If coercive control is a bespoke form of abuse where the perpetrator will identify and exploit vulnerabilities which are peculiar to the victim, then it lends itself to the (abolished) partial defence of provocation where the personal characteristics of the defendant can go to the gravity of the provocation and the subjective question of whether the defendant was provoked to lose her self-control. The objective question of, whether a woman of the defendant’s age in the same situation might have acted as the defendant did, is arguably satisfied given the personal and social entrapment caused by coercive control.

There is no reason why coercive control cannot be classed as ‘circumstances of an extremely grave character which would cause a defendant to have a justifiable sense of being seriously wronged’ for the purpose of the partial defence of loss of control provided by ss 54-55 of the Coroners and Justice Act 2009. Criminal practitioners should be alert to this when defending and prosecuting cases involving abused women who have killed.

The paradigm of the abused woman who kills her abuser was central to the policy underlying the enactment of ss 54-55 of the 2009 Act. Yet, it seems that many such women are still being convicted of murder. Justice for Women and the Centre for Women’s Justice have commissioned research aimed at ascertaining why this is. The project is due to report in 2020. Anecdotally, those cases – where convicted women have sought advice – disclose recurring themes. These include:

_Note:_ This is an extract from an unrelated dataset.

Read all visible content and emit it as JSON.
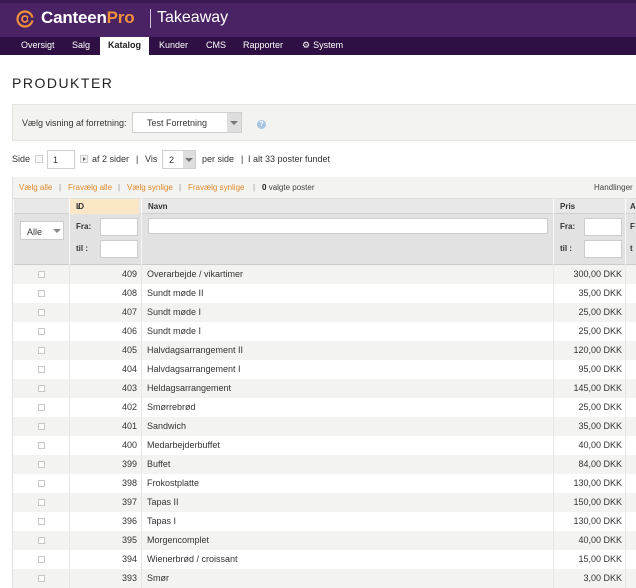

  • a failure to take detailed instructions on the history of the relationship with the deceased;
  • inability to talk about previous sexual violence;
  • traumatic amnesia about the conduct of the killing;
  • failure to obtain psychiatric reports; and
  • reliance on the wrong defence.

Proactivity (and new defence) required

In the meantime, and more generally, practitioners need to adopt an holistic and proactive approach to addressing the effect of domestic abuse on women defendants.

Some relevant Crown Prosecution Service policies emanate from an international policy framework to which reference can be made in the context of considering whether to continue with a prosecution or to accept pleas of guilty. The United Kingdom ratified the United Nations Convention on the Elimination of All Forms of Discrimination against Women (CEDAW) in 1986 and is obliged to take steps to end discrimination against women in all forms. Signatories are required to have in force and to promote Anti-Violence Against Women and Girls strategies in all state activity including the criminal justice system.

CEDAW policy derives, in part, from principles in the United Nations Rules for the Treatment of Women Prisoners and Non-Custodial Measures for Women Offenders also known as the ‘Bangkok Rules’. These rules acknowledge amongst other things, that domestic abuse is a cause of offending by women and in particular, of women’s violent offending against male partners. The rules mandate decision-makers within the criminal justice system to eliminate discrimination against women including by diverting women offenders from prosecution.

Set against this background, recent calls for a new defence which would apply in circumstances where certain offending is a direct consequence of domestic abuse, make good sense.